Another poll conducted during the webinar asked participants to choose which was healthier — a carbonated soft drink with 10 grams of sugar or an apple with 10 grams of sugar. Sixty-five percent of respondents said that they couldn't tell given the label information, while 35% said they could.
New product launches making sugar-related claims are growing, according to Food Ingredients First. It cited an Innova Market Insights analysis of these launches — which included claims of low sugar, sugar-free and sugar-reduced — and found these products made up fewer than 5% of all global launches in 2013 but had increased to 6.2% by 2017.
Sugar reduction has become a major focus for manufacturers and consumers, but the transition is easier said than done, particularly since consumers don't usually want to lose out on sweetness. That is probably more true for Americans. According to Euromonitor data, Americans use an average of 126 grams of sugar per day while people in other parts of the world consume 34 grams daily.

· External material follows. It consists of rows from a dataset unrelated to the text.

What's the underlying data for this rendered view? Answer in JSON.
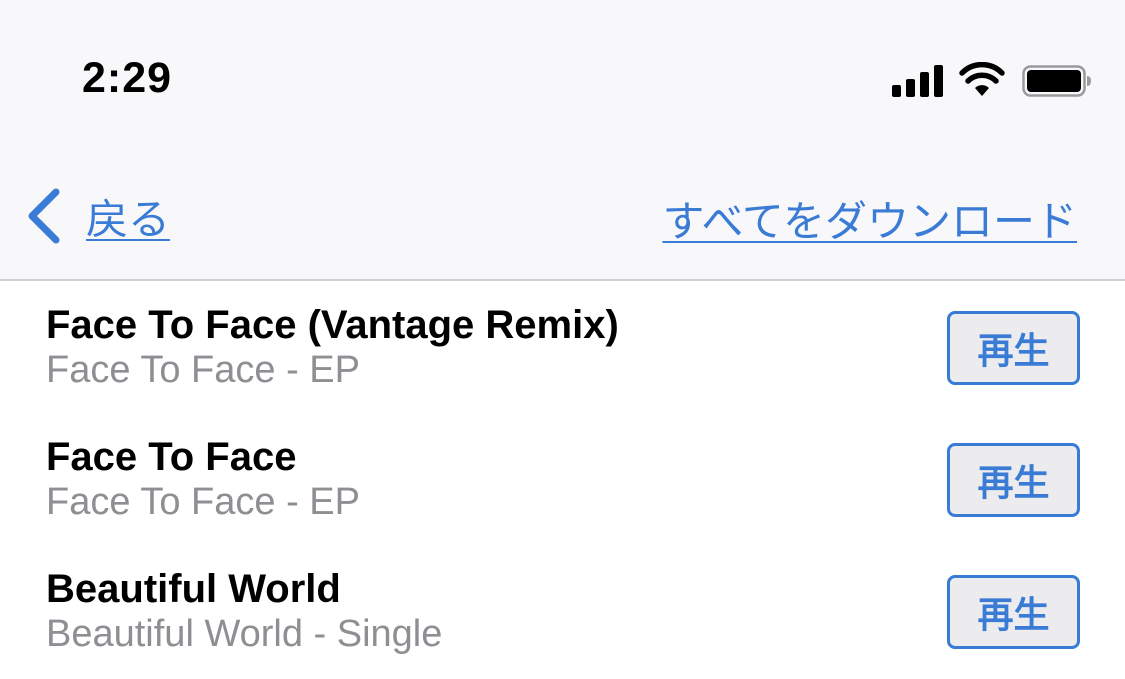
{
  "status_bar": {
    "time": "2:29",
    "icons": [
      "cellular-signal-icon",
      "wifi-icon",
      "battery-icon"
    ]
  },
  "nav": {
    "back_label": "戻る",
    "download_all_label": "すべてをダウンロード"
  },
  "tracks": [
    {
      "title": "Face To Face (Vantage Remix)",
      "subtitle": "Face To Face - EP",
      "play_label": "再生"
    },
    {
      "title": "Face To Face",
      "subtitle": "Face To Face - EP",
      "play_label": "再生"
    },
    {
      "title": "Beautiful World",
      "subtitle": "Beautiful World - Single",
      "play_label": "再生"
    }
  ],
  "colors": {
    "accent": "#3a7bd5",
    "secondary_text": "#8e8e93",
    "bar_background": "#f8f8fa"
  }
}
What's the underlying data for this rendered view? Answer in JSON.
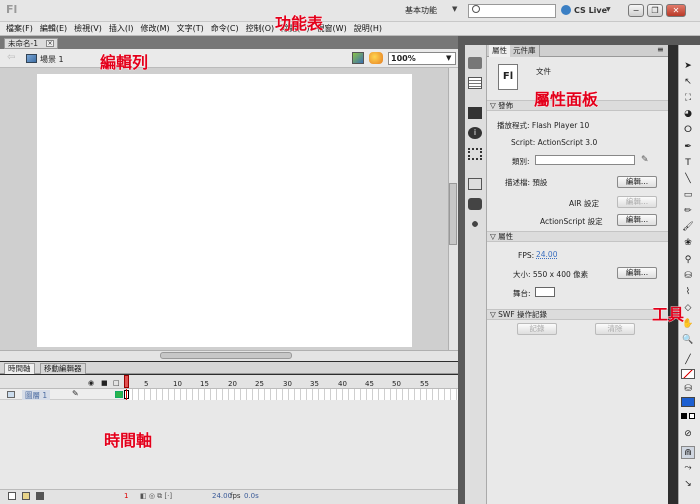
{
  "app": {
    "logo": "Fl"
  },
  "titlebar": {
    "workspace": "基本功能",
    "search_placeholder": "",
    "cs_live": "CS Live"
  },
  "window_controls": {
    "minimize": "−",
    "restore": "❐",
    "close": "✕"
  },
  "menu": [
    "檔案(F)",
    "編輯(E)",
    "檢視(V)",
    "插入(I)",
    "修改(M)",
    "文字(T)",
    "命令(C)",
    "控制(O)",
    "除錯(D)",
    "視窗(W)",
    "說明(H)"
  ],
  "document": {
    "tab": "未命名-1",
    "tab_close": "×"
  },
  "editbar": {
    "back": "⇦",
    "scene": "場景 1",
    "zoom": "100%"
  },
  "timeline": {
    "tabs": [
      "時間軸",
      "移動編輯器"
    ],
    "frame_numbers": [
      "1",
      "5",
      "10",
      "15",
      "20",
      "25",
      "30",
      "35",
      "40",
      "45",
      "50",
      "55"
    ],
    "layer": "圖層 1",
    "status": {
      "frame": "1",
      "fps": "24.00",
      "fps_unit": "fps",
      "time": "0.0s"
    }
  },
  "panel": {
    "tabs": [
      "屬性",
      "元件庫"
    ],
    "doc_badge": "Fl",
    "doc_type": "文件",
    "publish": {
      "header": "發佈",
      "player": "播放程式: Flash Player 10",
      "script": "Script: ActionScript 3.0",
      "class_label": "類別:",
      "profile": "描述檔: 預設",
      "edit": "編輯...",
      "air": "AIR 設定",
      "air_edit": "編輯...",
      "as": "ActionScript 設定",
      "as_edit": "編輯..."
    },
    "properties": {
      "header": "屬性",
      "fps_label": "FPS:",
      "fps": "24.00",
      "size": "大小: 550 x 400 像素",
      "size_edit": "編輯...",
      "stage_label": "舞台:"
    },
    "swf": {
      "header": "SWF 操作記錄",
      "log": "記錄",
      "clear": "清除"
    }
  },
  "annotations": {
    "menubar": "功能表",
    "editbar": "編輯列",
    "panel": "屬性面板",
    "tools": "工具",
    "timeline": "時間軸"
  }
}
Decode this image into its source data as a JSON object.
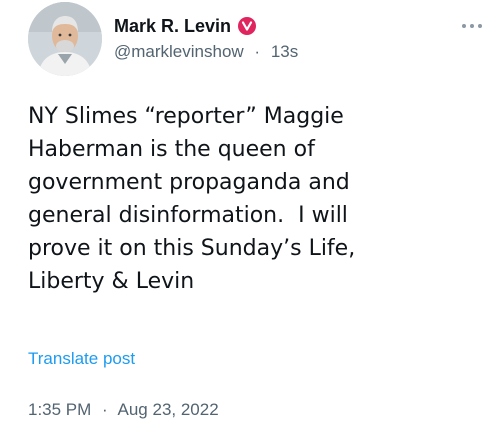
{
  "author": {
    "display_name": "Mark R. Levin",
    "handle": "@marklevinshow",
    "separator": "·",
    "relative_time": "13s",
    "avatar_icon": "user-avatar-photo",
    "verified_icon": "verified-badge-icon",
    "verified_color": "#e0245e"
  },
  "post": {
    "text": "NY Slimes “reporter” Maggie\nHaberman is the queen of\ngovernment propaganda and\ngeneral disinformation.  I will\nprove it on this Sunday’s Life,\nLiberty & Levin",
    "translate_label": "Translate post",
    "time": "1:35 PM",
    "separator": "·",
    "date": "Aug 23, 2022"
  },
  "menu": {
    "more_icon": "more-options-icon"
  },
  "colors": {
    "text_primary": "#0f1419",
    "text_secondary": "#536471",
    "link": "#1d9bf0"
  }
}
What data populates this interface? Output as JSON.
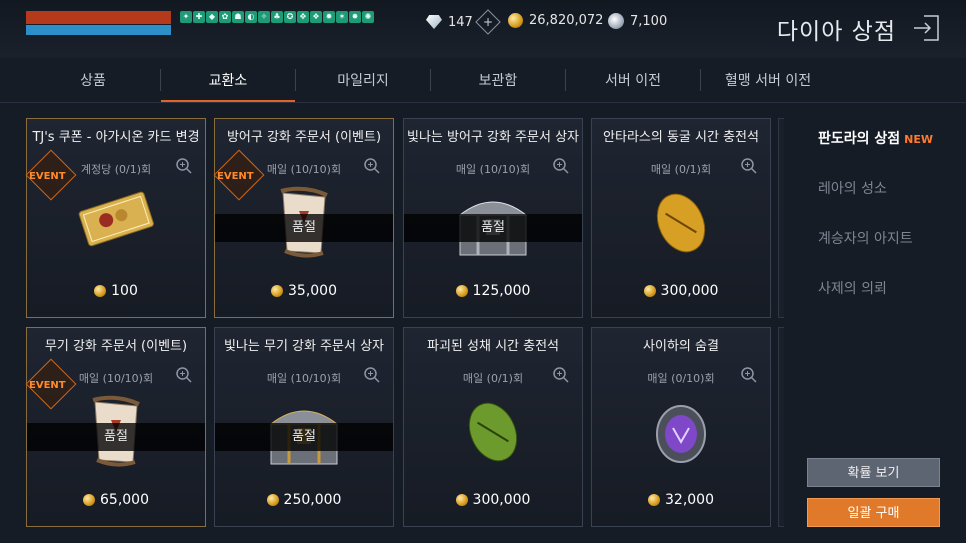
{
  "hud": {
    "buff_count": 15,
    "diamonds": "147",
    "gold": "26,820,072",
    "silver": "7,100"
  },
  "header": {
    "title": "다이아 상점"
  },
  "tabs": [
    "상품",
    "교환소",
    "마일리지",
    "보관함",
    "서버 이전",
    "혈맹 서버 이전"
  ],
  "active_tab": "교환소",
  "cards": [
    {
      "name": "TJ's 쿠폰 - 아가시온 카드 변경",
      "limit": "계정당 (0/1)회",
      "event": true,
      "sold_out": false,
      "price": "100",
      "art": "coupon",
      "selected": true
    },
    {
      "name": "방어구 강화 주문서 (이벤트)",
      "limit": "매일 (10/10)회",
      "event": true,
      "sold_out": true,
      "sold_out_label": "품절",
      "price": "35,000",
      "art": "scroll",
      "selected": true
    },
    {
      "name": "빛나는 방어구 강화 주문서 상자",
      "limit": "매일 (10/10)회",
      "event": false,
      "sold_out": true,
      "sold_out_label": "품절",
      "price": "125,000",
      "art": "chest",
      "selected": false
    },
    {
      "name": "안타라스의 동굴 시간 충전석",
      "limit": "매일 (0/1)회",
      "event": false,
      "sold_out": false,
      "price": "300,000",
      "art": "gold-stone",
      "selected": false
    },
    {
      "name": "무기 강화 주문서 (이벤트)",
      "limit": "매일 (10/10)회",
      "event": true,
      "sold_out": true,
      "sold_out_label": "품절",
      "price": "65,000",
      "art": "scroll",
      "selected": true
    },
    {
      "name": "빛나는 무기 강화 주문서 상자",
      "limit": "매일 (10/10)회",
      "event": false,
      "sold_out": true,
      "sold_out_label": "품절",
      "price": "250,000",
      "art": "chest-gold",
      "selected": false
    },
    {
      "name": "파괴된 성채 시간 충전석",
      "limit": "매일 (0/1)회",
      "event": false,
      "sold_out": false,
      "price": "300,000",
      "art": "green-stone",
      "selected": false
    },
    {
      "name": "사이하의 숨결",
      "limit": "매일 (0/10)회",
      "event": false,
      "sold_out": false,
      "price": "32,000",
      "art": "purple-orb",
      "selected": false
    }
  ],
  "event_label": "EVENT",
  "sidebar": {
    "items": [
      "판도라의 상점",
      "레아의 성소",
      "계승자의 아지트",
      "사제의 의뢰"
    ],
    "new_badge": "NEW"
  },
  "buttons": {
    "odds": "확률 보기",
    "bulk_buy": "일괄 구매"
  },
  "colors": {
    "accent": "#e2622a",
    "hp": "#b53a1b",
    "mp": "#2d8fc8",
    "buff": "#1e9b76"
  }
}
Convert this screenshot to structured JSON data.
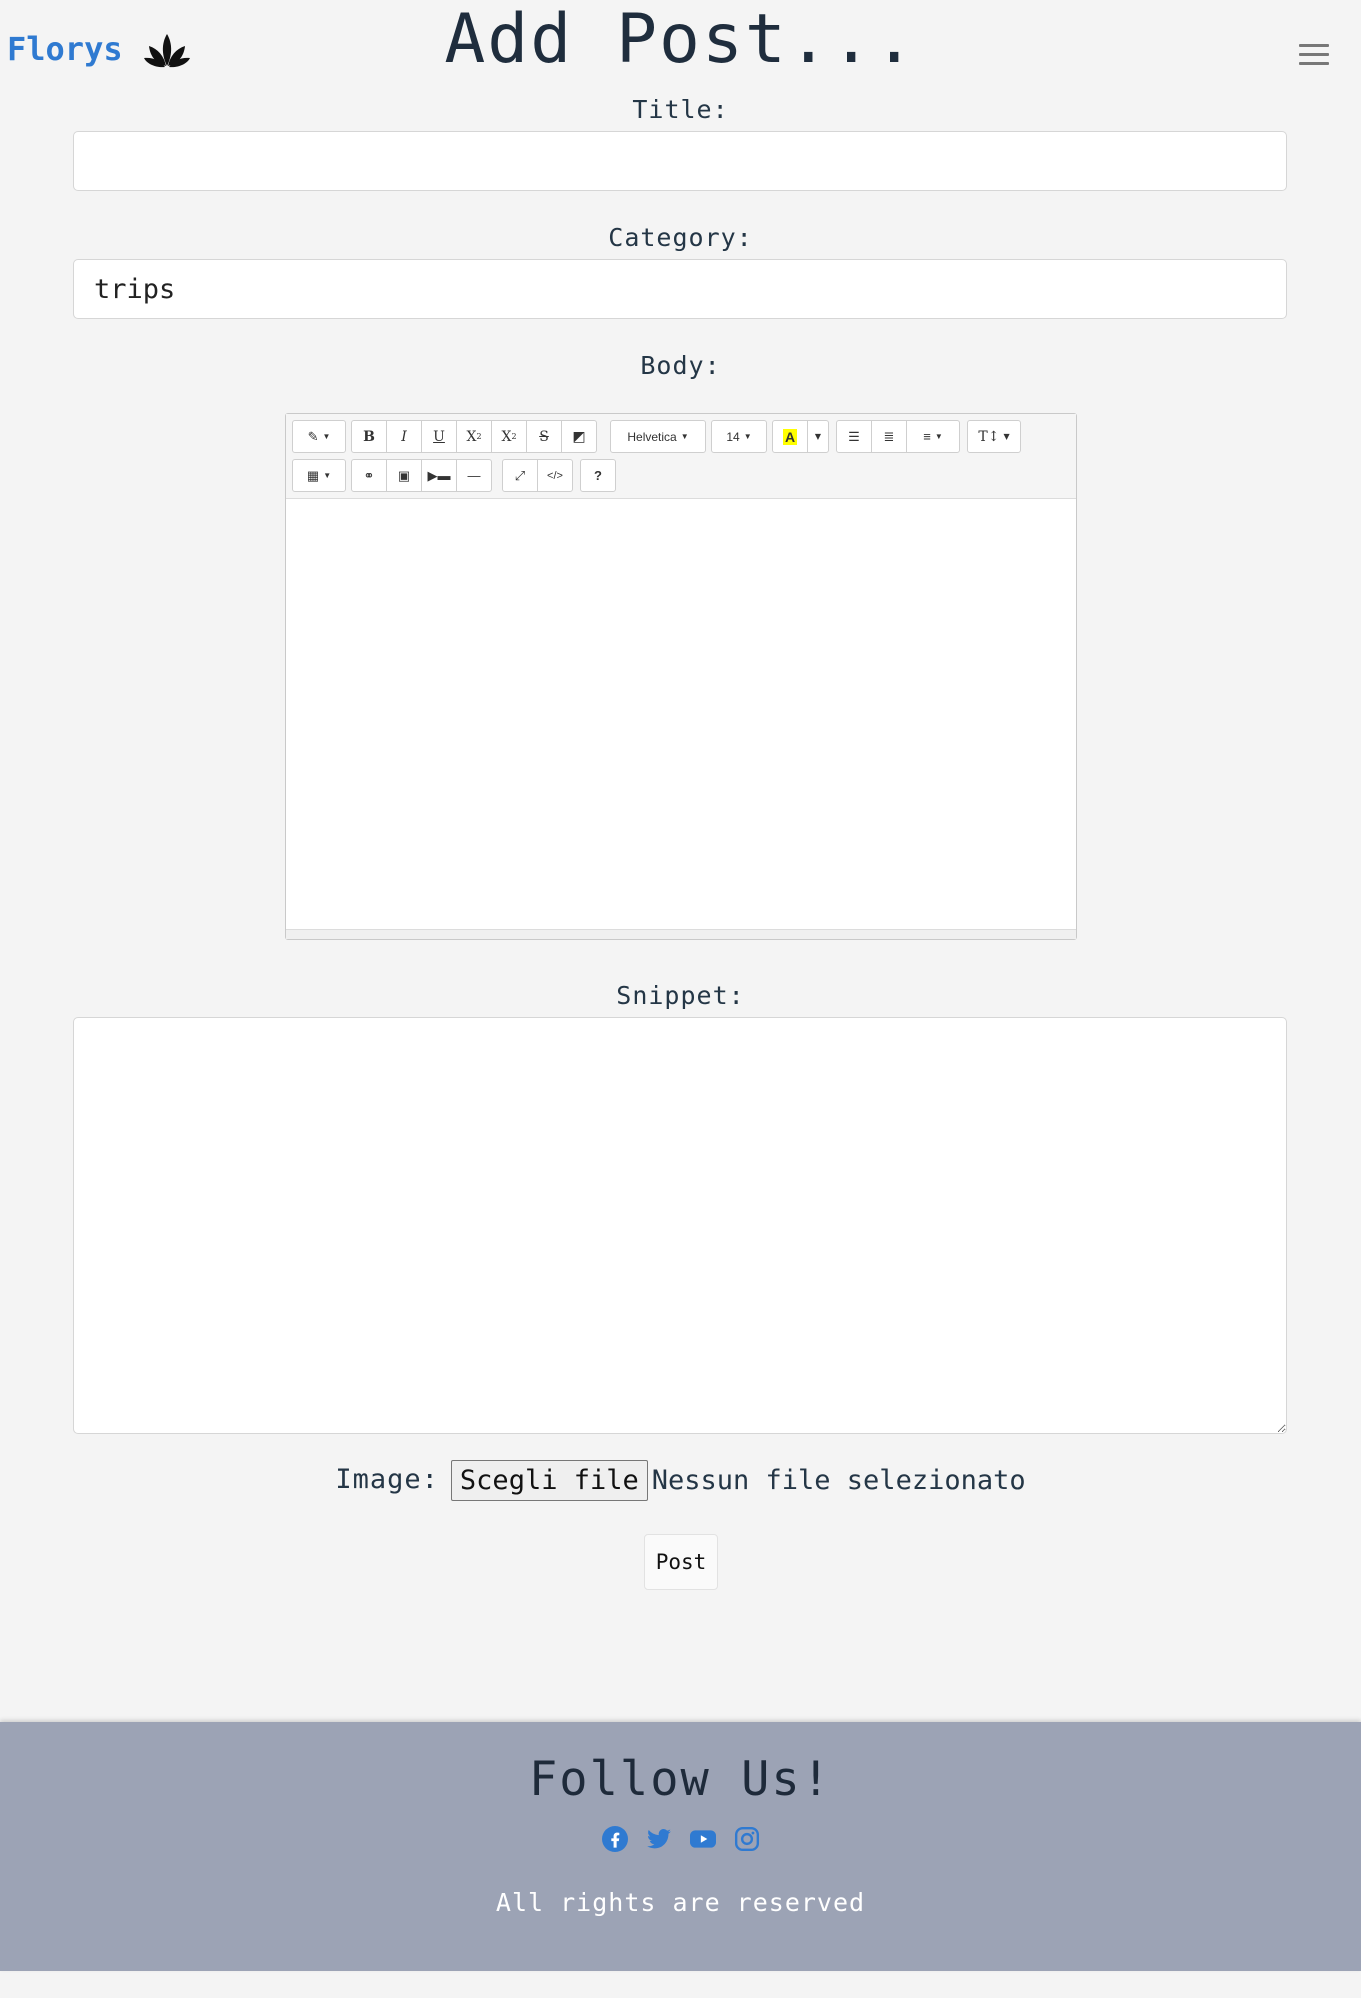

For confectionery and bakery manufacturers, it's not simply a matter of reducing the amount of sugar going into a product. The texture, crumb, mouthfeel, volume and weight all need to be taken into consideration.
Ashley Baker, vice president of research development and applications for the Kerry Group, spoke during the webinar and said consumers perceive products with less sugar as being better for them, but they also believe that taste can be affected as a result.
"When it comes to reformulation, not only do you have to replace the impact regarding sweetness, but you have to deal with the fact that you have taken the weight out of the product," he said. "You could probably replace the taste of sugar with a combination of sweeteners, but when replacing the bulk, you could look at fibers and hydrocolloids to put back in what you have essentially taken out."
When attempting to substitute cane sugar with alternative sweeteners, there isn't any single ingredient that will completely do the job of standing in for what has been reduced or removed.
Courtney Gaine, president and CEO of the Sugar Association, recently told Food Dive that when an alternative sweetener, such as stevia or monk fruit, is added to a product formulation, it has to have one or more additional ingredients included in order to approximate the sweetness of cane sugar and the weight it brings.
As food makers experiment to work around these issues, they also have to keep an eye on the bottom line. Even though the naturally derived sweeteners market has grown at a rapid clip, stevia and monk fruit are still a small proportion of the total. They are more expensive than high-intensity sweeteners produced synthetically, plus they continue to have problems with aftertaste.
Whatever approach food makers take, they have to be mindful of transparency to respond to consumer demand for less sugar in foods and beverages. And since the U.S. Food and Drug Administration is requiring that added sugars be included on the 2020 Nutrition Facts panel update, more attention will be paid to ingredients. In addition, consumers care about total calories, so that may be the bottom line for many people as they reach for their next sweet treat.